What is being asked>
Give the count of lines below that include the word "data", and say nothing else.

-*-

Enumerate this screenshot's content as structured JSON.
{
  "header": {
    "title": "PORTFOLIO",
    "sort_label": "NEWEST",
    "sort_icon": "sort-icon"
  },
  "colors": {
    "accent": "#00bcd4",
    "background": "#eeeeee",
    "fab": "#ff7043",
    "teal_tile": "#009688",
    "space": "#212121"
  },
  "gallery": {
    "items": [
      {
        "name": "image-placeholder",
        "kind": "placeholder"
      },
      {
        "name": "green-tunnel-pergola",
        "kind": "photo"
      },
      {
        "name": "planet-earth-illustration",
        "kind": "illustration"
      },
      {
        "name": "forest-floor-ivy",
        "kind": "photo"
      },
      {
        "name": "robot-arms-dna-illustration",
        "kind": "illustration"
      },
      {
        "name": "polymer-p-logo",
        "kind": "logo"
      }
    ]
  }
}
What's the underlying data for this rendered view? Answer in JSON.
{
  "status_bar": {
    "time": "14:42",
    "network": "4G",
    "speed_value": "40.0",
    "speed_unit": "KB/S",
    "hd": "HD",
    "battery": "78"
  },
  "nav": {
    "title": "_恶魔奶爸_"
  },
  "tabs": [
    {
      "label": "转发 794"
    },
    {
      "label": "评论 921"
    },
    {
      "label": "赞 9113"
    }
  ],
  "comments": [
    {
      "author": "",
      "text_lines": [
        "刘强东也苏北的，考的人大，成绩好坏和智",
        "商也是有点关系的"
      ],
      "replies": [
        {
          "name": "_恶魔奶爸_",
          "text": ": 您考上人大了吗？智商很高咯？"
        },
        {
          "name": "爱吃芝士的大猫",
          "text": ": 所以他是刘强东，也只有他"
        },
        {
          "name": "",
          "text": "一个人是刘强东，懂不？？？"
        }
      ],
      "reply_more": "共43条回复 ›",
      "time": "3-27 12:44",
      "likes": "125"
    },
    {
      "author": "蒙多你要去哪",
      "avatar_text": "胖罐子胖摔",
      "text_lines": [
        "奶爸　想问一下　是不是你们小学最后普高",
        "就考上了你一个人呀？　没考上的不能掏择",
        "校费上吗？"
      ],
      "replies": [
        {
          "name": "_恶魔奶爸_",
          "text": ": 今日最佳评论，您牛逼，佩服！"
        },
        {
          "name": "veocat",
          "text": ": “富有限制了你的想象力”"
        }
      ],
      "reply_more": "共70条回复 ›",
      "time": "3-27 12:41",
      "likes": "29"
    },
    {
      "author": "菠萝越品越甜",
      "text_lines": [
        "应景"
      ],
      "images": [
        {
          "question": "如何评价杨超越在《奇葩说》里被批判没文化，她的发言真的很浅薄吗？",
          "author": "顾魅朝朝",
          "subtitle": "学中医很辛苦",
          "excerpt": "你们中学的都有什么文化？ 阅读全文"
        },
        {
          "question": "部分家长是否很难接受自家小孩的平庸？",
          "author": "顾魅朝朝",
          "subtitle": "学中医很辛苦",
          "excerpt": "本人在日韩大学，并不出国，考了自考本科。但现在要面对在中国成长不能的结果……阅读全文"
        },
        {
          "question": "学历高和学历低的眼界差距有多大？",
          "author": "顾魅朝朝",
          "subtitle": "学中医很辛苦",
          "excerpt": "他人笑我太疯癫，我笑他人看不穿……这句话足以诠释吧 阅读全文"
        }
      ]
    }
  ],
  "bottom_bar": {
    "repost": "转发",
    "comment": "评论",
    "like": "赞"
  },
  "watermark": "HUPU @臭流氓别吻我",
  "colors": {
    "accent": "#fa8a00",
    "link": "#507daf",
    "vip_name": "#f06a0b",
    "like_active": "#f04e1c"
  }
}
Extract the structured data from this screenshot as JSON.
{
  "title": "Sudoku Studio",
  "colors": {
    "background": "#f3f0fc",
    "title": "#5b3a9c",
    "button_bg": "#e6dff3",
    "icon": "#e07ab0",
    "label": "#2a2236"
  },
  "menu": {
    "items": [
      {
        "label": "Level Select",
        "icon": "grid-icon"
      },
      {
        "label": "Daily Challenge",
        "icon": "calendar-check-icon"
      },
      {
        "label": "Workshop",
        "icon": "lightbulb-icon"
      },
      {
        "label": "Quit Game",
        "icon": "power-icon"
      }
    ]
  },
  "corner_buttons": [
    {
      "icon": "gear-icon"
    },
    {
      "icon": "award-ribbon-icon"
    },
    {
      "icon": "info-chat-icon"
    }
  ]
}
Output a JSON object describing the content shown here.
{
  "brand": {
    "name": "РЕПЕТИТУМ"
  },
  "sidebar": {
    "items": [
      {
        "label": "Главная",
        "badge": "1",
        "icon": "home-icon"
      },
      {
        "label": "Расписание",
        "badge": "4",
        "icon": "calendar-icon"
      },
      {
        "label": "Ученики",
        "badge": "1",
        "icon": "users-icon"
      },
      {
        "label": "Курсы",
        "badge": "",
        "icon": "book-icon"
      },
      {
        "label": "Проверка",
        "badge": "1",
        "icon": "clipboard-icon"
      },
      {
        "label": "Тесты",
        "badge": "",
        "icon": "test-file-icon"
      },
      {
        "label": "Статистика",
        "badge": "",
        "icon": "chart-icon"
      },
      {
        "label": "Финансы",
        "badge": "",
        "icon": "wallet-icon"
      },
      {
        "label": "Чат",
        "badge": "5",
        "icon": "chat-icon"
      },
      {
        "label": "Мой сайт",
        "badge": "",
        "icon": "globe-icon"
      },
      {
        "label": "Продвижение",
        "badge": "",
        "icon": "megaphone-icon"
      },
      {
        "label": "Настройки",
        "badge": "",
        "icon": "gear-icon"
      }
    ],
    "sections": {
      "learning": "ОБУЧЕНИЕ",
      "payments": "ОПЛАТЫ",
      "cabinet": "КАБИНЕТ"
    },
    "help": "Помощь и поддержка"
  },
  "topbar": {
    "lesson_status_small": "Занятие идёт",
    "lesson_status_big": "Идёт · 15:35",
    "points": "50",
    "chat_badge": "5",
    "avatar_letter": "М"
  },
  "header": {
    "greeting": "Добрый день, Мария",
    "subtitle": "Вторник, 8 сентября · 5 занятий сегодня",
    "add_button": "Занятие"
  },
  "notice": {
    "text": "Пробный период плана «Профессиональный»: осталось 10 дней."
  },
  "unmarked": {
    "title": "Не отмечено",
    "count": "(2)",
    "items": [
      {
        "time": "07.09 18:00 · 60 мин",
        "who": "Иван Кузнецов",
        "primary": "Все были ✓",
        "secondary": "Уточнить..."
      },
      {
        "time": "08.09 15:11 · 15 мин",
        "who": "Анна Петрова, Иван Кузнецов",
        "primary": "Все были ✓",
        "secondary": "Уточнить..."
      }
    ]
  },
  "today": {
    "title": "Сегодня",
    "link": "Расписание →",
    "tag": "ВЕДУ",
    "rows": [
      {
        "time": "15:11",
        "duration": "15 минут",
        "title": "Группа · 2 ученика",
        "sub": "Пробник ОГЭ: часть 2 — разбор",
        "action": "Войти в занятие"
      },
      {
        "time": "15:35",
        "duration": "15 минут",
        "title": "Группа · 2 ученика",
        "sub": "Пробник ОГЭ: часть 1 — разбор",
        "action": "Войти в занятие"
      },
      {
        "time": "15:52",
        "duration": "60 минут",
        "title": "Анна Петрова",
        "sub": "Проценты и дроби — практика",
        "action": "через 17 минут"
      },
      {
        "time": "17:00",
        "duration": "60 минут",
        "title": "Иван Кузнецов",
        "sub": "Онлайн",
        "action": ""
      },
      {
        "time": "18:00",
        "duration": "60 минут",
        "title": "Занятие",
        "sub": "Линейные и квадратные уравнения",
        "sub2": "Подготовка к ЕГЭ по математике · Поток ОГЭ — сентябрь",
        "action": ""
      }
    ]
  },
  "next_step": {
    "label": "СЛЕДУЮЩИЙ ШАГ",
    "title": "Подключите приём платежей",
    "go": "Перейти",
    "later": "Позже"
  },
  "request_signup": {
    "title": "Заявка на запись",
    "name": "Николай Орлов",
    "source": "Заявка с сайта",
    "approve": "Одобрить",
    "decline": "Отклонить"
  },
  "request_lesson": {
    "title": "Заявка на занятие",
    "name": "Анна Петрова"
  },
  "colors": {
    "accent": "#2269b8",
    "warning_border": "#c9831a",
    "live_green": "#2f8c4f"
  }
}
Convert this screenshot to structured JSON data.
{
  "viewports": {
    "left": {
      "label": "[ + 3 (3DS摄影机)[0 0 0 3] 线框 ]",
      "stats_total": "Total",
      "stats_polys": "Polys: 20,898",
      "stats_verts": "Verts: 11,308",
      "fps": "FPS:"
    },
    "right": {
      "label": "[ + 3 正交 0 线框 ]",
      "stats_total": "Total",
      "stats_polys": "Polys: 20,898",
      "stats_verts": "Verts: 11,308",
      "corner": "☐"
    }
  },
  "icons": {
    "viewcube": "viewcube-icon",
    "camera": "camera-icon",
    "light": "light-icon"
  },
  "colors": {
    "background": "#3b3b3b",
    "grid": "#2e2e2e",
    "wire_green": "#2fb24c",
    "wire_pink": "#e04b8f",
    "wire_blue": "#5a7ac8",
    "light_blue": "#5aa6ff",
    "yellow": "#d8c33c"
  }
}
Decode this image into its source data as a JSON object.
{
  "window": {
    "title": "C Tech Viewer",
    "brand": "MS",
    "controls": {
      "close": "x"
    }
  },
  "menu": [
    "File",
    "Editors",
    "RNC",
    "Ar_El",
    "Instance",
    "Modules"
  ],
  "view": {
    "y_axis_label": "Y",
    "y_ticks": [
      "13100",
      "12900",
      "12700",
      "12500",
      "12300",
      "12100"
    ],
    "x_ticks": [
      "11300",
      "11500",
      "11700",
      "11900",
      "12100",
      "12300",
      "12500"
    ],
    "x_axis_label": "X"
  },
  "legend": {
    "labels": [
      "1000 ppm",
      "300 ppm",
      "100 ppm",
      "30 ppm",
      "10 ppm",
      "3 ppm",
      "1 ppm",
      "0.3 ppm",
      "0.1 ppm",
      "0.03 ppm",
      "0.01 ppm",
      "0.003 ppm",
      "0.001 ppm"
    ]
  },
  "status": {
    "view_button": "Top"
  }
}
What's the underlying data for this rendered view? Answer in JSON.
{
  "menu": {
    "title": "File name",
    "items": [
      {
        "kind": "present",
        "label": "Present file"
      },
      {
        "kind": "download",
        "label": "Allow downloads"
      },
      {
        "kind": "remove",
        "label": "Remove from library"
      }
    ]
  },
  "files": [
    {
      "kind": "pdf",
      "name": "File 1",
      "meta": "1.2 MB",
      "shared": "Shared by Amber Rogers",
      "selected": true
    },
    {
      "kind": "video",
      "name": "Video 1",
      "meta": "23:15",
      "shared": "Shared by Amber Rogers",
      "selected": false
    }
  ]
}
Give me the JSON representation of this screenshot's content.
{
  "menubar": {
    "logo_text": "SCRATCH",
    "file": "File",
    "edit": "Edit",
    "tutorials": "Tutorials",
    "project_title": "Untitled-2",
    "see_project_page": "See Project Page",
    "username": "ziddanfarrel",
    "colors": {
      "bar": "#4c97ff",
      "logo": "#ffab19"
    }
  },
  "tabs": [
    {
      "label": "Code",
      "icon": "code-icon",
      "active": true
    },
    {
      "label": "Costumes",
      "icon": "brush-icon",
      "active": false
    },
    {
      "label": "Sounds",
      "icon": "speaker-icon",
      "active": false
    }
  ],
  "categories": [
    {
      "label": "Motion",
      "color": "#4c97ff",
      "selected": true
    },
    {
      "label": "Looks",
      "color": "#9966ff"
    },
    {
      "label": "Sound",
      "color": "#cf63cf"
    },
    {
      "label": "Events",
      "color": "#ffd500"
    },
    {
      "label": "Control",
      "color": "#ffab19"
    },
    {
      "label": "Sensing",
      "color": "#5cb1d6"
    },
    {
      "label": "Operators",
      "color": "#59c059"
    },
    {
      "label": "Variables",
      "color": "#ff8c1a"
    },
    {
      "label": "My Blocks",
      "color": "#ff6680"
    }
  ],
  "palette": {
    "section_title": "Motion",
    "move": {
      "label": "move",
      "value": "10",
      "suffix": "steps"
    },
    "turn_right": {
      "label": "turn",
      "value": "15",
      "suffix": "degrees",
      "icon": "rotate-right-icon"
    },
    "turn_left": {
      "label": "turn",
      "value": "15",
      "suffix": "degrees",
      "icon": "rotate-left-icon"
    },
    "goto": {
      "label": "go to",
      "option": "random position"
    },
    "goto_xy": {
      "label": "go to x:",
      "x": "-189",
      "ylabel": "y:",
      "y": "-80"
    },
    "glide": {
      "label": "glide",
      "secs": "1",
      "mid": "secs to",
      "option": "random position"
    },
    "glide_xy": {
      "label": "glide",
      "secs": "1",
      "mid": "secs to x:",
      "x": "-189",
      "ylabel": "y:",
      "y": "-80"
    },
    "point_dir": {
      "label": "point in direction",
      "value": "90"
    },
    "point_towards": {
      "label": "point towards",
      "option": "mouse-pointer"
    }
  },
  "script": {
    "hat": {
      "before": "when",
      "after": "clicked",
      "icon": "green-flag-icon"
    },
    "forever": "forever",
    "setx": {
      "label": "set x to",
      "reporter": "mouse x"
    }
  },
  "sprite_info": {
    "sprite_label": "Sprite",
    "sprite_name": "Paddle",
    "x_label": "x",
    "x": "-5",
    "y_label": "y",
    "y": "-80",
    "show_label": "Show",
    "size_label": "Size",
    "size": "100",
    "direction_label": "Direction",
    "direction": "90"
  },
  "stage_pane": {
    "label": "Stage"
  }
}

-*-

Exercise result>
5